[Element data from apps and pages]
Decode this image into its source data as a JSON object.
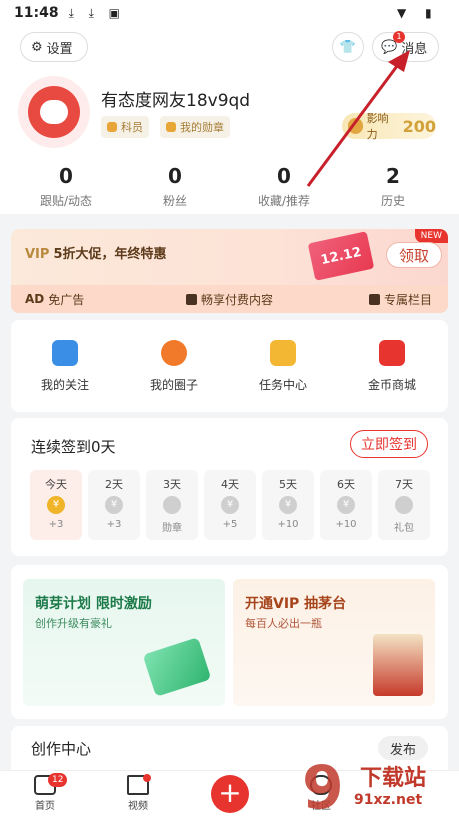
{
  "status_bar": {
    "time": "11:48"
  },
  "header": {
    "settings_label": "设置",
    "messages_label": "消息",
    "messages_badge": "1",
    "username": "有态度网友18v9qd",
    "tags": [
      "科员",
      "我的勋章"
    ],
    "influence_label": "影响力",
    "influence_value": "200"
  },
  "stats": [
    {
      "num": "0",
      "label": "跟贴/动态"
    },
    {
      "num": "0",
      "label": "粉丝"
    },
    {
      "num": "0",
      "label": "收藏/推荐"
    },
    {
      "num": "2",
      "label": "历史"
    }
  ],
  "vip": {
    "title_vip": "VIP",
    "title_rest": "5折大促，年终特惠",
    "new_badge": "NEW",
    "gift_label": "12.12",
    "claim_label": "领取",
    "perks": [
      "免广告",
      "畅享付费内容",
      "专属栏目"
    ],
    "perk_ad_prefix": "AD"
  },
  "quick_links": [
    {
      "label": "我的关注",
      "color": "#3a8ee6"
    },
    {
      "label": "我的圈子",
      "color": "#f07a2a"
    },
    {
      "label": "任务中心",
      "color": "#f4b733"
    },
    {
      "label": "金币商城",
      "color": "#e8342e"
    }
  ],
  "checkin": {
    "title": "连续签到0天",
    "sign_label": "立即签到",
    "coin_symbol": "¥",
    "days": [
      {
        "day": "今天",
        "reward": "+3"
      },
      {
        "day": "2天",
        "reward": "+3"
      },
      {
        "day": "3天",
        "reward": "勋章"
      },
      {
        "day": "4天",
        "reward": "+5"
      },
      {
        "day": "5天",
        "reward": "+10"
      },
      {
        "day": "6天",
        "reward": "+10"
      },
      {
        "day": "7天",
        "reward": "礼包"
      }
    ]
  },
  "promos": {
    "left": {
      "title": "萌芽计划 限时激励",
      "subtitle": "创作升级有豪礼"
    },
    "right": {
      "title": "开通VIP 抽茅台",
      "subtitle": "每百人必出一瓶"
    }
  },
  "creator": {
    "title": "创作中心",
    "publish_label": "发布"
  },
  "tabbar": {
    "home_label": "首页",
    "home_badge": "12",
    "video_label": "视频",
    "plus_label": "+",
    "community_label": "社区"
  },
  "watermark": {
    "text": "下载站",
    "sub": "91xz.net",
    "logo": "9"
  },
  "colors": {
    "accent": "#e8342e",
    "arrow": "#c8202b"
  }
}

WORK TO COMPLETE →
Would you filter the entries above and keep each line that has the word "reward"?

ANSWER BOX →
        "reward": "+3"
        "reward": "+3"
        "reward": "勋章"
        "reward": "+5"
        "reward": "+10"
        "reward": "+10"
        "reward": "礼包"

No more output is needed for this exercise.